DATA LISTING:
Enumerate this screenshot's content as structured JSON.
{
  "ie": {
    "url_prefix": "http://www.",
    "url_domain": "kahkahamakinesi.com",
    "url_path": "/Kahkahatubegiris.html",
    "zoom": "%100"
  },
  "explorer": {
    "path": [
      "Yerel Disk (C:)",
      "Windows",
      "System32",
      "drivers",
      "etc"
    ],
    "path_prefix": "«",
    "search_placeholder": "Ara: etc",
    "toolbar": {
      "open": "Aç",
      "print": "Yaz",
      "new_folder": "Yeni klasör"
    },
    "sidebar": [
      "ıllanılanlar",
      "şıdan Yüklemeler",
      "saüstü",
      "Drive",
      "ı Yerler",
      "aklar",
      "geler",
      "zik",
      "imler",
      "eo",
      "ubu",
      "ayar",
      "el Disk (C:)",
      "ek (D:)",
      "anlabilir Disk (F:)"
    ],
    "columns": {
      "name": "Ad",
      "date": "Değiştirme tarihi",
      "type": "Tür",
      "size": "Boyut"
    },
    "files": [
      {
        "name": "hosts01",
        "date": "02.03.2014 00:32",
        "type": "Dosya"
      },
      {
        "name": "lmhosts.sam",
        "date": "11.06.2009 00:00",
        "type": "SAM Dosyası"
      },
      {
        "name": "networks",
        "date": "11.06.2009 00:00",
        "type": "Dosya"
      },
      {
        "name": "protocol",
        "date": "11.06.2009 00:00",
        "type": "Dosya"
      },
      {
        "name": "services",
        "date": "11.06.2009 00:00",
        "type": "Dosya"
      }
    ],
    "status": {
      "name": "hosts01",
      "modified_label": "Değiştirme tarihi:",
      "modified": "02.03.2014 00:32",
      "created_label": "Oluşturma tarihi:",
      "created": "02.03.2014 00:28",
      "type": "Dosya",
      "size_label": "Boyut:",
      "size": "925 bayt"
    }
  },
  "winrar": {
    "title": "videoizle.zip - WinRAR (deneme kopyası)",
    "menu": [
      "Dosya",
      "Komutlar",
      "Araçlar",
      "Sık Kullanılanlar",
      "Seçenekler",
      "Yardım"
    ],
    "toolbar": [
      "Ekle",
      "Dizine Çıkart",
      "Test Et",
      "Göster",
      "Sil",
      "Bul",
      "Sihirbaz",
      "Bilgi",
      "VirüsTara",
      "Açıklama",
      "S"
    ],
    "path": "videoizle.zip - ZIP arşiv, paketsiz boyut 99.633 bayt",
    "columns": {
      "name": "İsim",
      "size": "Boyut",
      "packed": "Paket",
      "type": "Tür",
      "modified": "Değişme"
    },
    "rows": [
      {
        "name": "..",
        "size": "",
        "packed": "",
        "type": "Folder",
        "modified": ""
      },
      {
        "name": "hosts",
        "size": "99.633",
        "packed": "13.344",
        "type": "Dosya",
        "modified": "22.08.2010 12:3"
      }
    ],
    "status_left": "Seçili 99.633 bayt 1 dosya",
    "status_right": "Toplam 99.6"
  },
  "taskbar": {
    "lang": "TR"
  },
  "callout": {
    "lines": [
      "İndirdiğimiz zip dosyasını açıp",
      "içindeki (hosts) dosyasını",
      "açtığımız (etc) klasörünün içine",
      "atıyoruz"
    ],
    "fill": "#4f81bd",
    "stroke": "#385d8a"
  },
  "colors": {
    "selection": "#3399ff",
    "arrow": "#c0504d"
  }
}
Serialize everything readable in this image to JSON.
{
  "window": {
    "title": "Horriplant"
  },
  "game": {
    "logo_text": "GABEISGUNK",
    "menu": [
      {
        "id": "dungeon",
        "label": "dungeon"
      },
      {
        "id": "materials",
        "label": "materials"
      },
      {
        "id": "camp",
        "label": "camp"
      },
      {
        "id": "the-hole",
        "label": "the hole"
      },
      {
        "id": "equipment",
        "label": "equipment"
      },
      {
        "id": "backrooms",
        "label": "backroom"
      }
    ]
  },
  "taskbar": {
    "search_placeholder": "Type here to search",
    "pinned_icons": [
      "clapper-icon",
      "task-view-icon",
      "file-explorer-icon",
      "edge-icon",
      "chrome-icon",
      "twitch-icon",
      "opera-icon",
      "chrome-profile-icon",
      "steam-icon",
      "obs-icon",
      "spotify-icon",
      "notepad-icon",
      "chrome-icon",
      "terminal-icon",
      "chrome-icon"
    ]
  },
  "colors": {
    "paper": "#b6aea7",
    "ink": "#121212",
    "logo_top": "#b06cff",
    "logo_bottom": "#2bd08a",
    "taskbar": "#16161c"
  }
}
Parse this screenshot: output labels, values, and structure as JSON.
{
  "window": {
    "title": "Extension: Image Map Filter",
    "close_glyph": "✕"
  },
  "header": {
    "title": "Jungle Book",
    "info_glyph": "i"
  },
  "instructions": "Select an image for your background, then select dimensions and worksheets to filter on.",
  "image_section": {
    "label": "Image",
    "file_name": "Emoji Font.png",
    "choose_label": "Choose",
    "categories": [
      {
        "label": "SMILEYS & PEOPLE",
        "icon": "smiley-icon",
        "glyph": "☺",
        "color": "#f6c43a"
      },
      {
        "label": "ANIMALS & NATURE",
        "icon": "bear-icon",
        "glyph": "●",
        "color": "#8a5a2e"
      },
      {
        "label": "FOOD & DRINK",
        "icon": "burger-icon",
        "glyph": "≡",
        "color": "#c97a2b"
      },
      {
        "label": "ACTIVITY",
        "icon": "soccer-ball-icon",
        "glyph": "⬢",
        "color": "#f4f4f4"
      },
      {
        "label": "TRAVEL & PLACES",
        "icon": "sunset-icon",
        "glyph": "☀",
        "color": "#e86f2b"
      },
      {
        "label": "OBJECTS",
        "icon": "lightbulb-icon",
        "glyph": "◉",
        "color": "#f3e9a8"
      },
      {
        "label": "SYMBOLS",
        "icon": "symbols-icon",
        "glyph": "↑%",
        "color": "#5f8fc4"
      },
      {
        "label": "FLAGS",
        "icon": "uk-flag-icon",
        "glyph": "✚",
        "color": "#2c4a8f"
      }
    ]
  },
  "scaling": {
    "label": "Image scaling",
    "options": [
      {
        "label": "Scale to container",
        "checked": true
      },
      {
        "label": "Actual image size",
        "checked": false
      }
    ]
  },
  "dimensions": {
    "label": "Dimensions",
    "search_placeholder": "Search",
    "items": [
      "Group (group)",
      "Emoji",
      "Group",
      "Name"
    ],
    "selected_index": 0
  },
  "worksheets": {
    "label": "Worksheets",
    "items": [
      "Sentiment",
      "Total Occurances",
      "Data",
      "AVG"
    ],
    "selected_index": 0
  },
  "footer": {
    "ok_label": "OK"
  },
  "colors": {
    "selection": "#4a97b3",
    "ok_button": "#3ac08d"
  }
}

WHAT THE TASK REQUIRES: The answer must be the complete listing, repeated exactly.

TASK SOLUTION:
Enumerate this screenshot's content as structured JSON.
{
  "ie": {
    "url_prefix": "http://www.",
    "url_domain": "kahkahamakinesi.com",
    "url_path": "/Kahkahatubegiris.html",
    "zoom": "%100"
  },
  "explorer": {
    "path": [
      "Yerel Disk (C:)",
      "Windows",
      "System32",
      "drivers",
      "etc"
    ],
    "path_prefix": "«",
    "search_placeholder": "Ara: etc",
    "toolbar": {
      "open": "Aç",
      "print": "Yaz",
      "new_folder": "Yeni klasör"
    },
    "sidebar": [
      "ıllanılanlar",
      "şıdan Yüklemeler",
      "saüstü",
      "Drive",
      "ı Yerler",
      "aklar",
      "geler",
      "zik",
      "imler",
      "eo",
      "ubu",
      "ayar",
      "el Disk (C:)",
      "ek (D:)",
      "anlabilir Disk (F:)"
    ],
    "columns": {
      "name": "Ad",
      "date": "Değiştirme tarihi",
      "type": "Tür",
      "size": "Boyut"
    },
    "files": [
      {
        "name": "hosts01",
        "date": "02.03.2014 00:32",
        "type": "Dosya"
      },
      {
        "name": "lmhosts.sam",
        "date": "11.06.2009 00:00",
        "type": "SAM Dosyası"
      },
      {
        "name": "networks",
        "date": "11.06.2009 00:00",
        "type": "Dosya"
      },
      {
        "name": "protocol",
        "date": "11.06.2009 00:00",
        "type": "Dosya"
      },
      {
        "name": "services",
        "date": "11.06.2009 00:00",
        "type": "Dosya"
      }
    ],
    "status": {
      "name": "hosts01",
      "modified_label": "Değiştirme tarihi:",
      "modified": "02.03.2014 00:32",
      "created_label": "Oluşturma tarihi:",
      "created": "02.03.2014 00:28",
      "type": "Dosya",
      "size_label": "Boyut:",
      "size": "925 bayt"
    }
  },
  "winrar": {
    "title": "videoizle.zip - WinRAR (deneme kopyası)",
    "menu": [
      "Dosya",
      "Komutlar",
      "Araçlar",
      "Sık Kullanılanlar",
      "Seçenekler",
      "Yardım"
    ],
    "toolbar": [
      "Ekle",
      "Dizine Çıkart",
      "Test Et",
      "Göster",
      "Sil",
      "Bul",
      "Sihirbaz",
      "Bilgi",
      "VirüsTara",
      "Açıklama",
      "S"
    ],
    "path": "videoizle.zip - ZIP arşiv, paketsiz boyut 99.633 bayt",
    "columns": {
      "name": "İsim",
      "size": "Boyut",
      "packed": "Paket",
      "type": "Tür",
      "modified": "Değişme"
    },
    "rows": [
      {
        "name": "..",
        "size": "",
        "packed": "",
        "type": "Folder",
        "modified": ""
      },
      {
        "name": "hosts",
        "size": "99.633",
        "packed": "13.344",
        "type": "Dosya",
        "modified": "22.08.2010 12:3"
      }
    ],
    "status_left": "Seçili 99.633 bayt 1 dosya",
    "status_right": "Toplam 99.6"
  },
  "taskbar": {
    "lang": "TR"
  },
  "callout": {
    "lines": [
      "İndirdiğimiz zip dosyasını açıp",
      "içindeki (hosts) dosyasını",
      "açtığımız (etc) klasörünün içine",
      "atıyoruz"
    ],
    "fill": "#4f81bd",
    "stroke": "#385d8a"
  },
  "colors": {
    "selection": "#3399ff",
    "arrow": "#c0504d"
  }
}
Serialize everything readable in this image to JSON.
{
  "window": {
    "title": "Horriplant"
  },
  "game": {
    "logo_text": "GABEISGUNK",
    "menu": [
      {
        "id": "dungeon",
        "label": "dungeon"
      },
      {
        "id": "materials",
        "label": "materials"
      },
      {
        "id": "camp",
        "label": "camp"
      },
      {
        "id": "the-hole",
        "label": "the hole"
      },
      {
        "id": "equipment",
        "label": "equipment"
      },
      {
        "id": "backrooms",
        "label": "backroom"
      }
    ]
  },
  "taskbar": {
    "search_placeholder": "Type here to search",
    "pinned_icons": [
      "clapper-icon",
      "task-view-icon",
      "file-explorer-icon",
      "edge-icon",
      "chrome-icon",
      "twitch-icon",
      "opera-icon",
      "chrome-profile-icon",
      "steam-icon",
      "obs-icon",
      "spotify-icon",
      "notepad-icon",
      "chrome-icon",
      "terminal-icon",
      "chrome-icon"
    ]
  },
  "colors": {
    "paper": "#b6aea7",
    "ink": "#121212",
    "logo_top": "#b06cff",
    "logo_bottom": "#2bd08a",
    "taskbar": "#16161c"
  }
}
Parse this screenshot: output labels, values, and structure as JSON.
{
  "window": {
    "title": "Extension: Image Map Filter",
    "close_glyph": "✕"
  },
  "header": {
    "title": "Jungle Book",
    "info_glyph": "i"
  },
  "instructions": "Select an image for your background, then select dimensions and worksheets to filter on.",
  "image_section": {
    "label": "Image",
    "file_name": "Emoji Font.png",
    "choose_label": "Choose",
    "categories": [
      {
        "label": "SMILEYS & PEOPLE",
        "icon": "smiley-icon",
        "glyph": "☺",
        "color": "#f6c43a"
      },
      {
        "label": "ANIMALS & NATURE",
        "icon": "bear-icon",
        "glyph": "●",
        "color": "#8a5a2e"
      },
      {
        "label": "FOOD & DRINK",
        "icon": "burger-icon",
        "glyph": "≡",
        "color": "#c97a2b"
      },
      {
        "label": "ACTIVITY",
        "icon": "soccer-ball-icon",
        "glyph": "⬢",
        "color": "#f4f4f4"
      },
      {
        "label": "TRAVEL & PLACES",
        "icon": "sunset-icon",
        "glyph": "☀",
        "color": "#e86f2b"
      },
      {
        "label": "OBJECTS",
        "icon": "lightbulb-icon",
        "glyph": "◉",
        "color": "#f3e9a8"
      },
      {
        "label": "SYMBOLS",
        "icon": "symbols-icon",
        "glyph": "↑%",
        "color": "#5f8fc4"
      },
      {
        "label": "FLAGS",
        "icon": "uk-flag-icon",
        "glyph": "✚",
        "color": "#2c4a8f"
      }
    ]
  },
  "scaling": {
    "label": "Image scaling",
    "options": [
      {
        "label": "Scale to container",
        "checked": true
      },
      {
        "label": "Actual image size",
        "checked": false
      }
    ]
  },
  "dimensions": {
    "label": "Dimensions",
    "search_placeholder": "Search",
    "items": [
      "Group (group)",
      "Emoji",
      "Group",
      "Name"
    ],
    "selected_index": 0
  },
  "worksheets": {
    "label": "Worksheets",
    "items": [
      "Sentiment",
      "Total Occurances",
      "Data",
      "AVG"
    ],
    "selected_index": 0
  },
  "footer": {
    "ok_label": "OK"
  },
  "colors": {
    "selection": "#4a97b3",
    "ok_button": "#3ac08d"
  }
}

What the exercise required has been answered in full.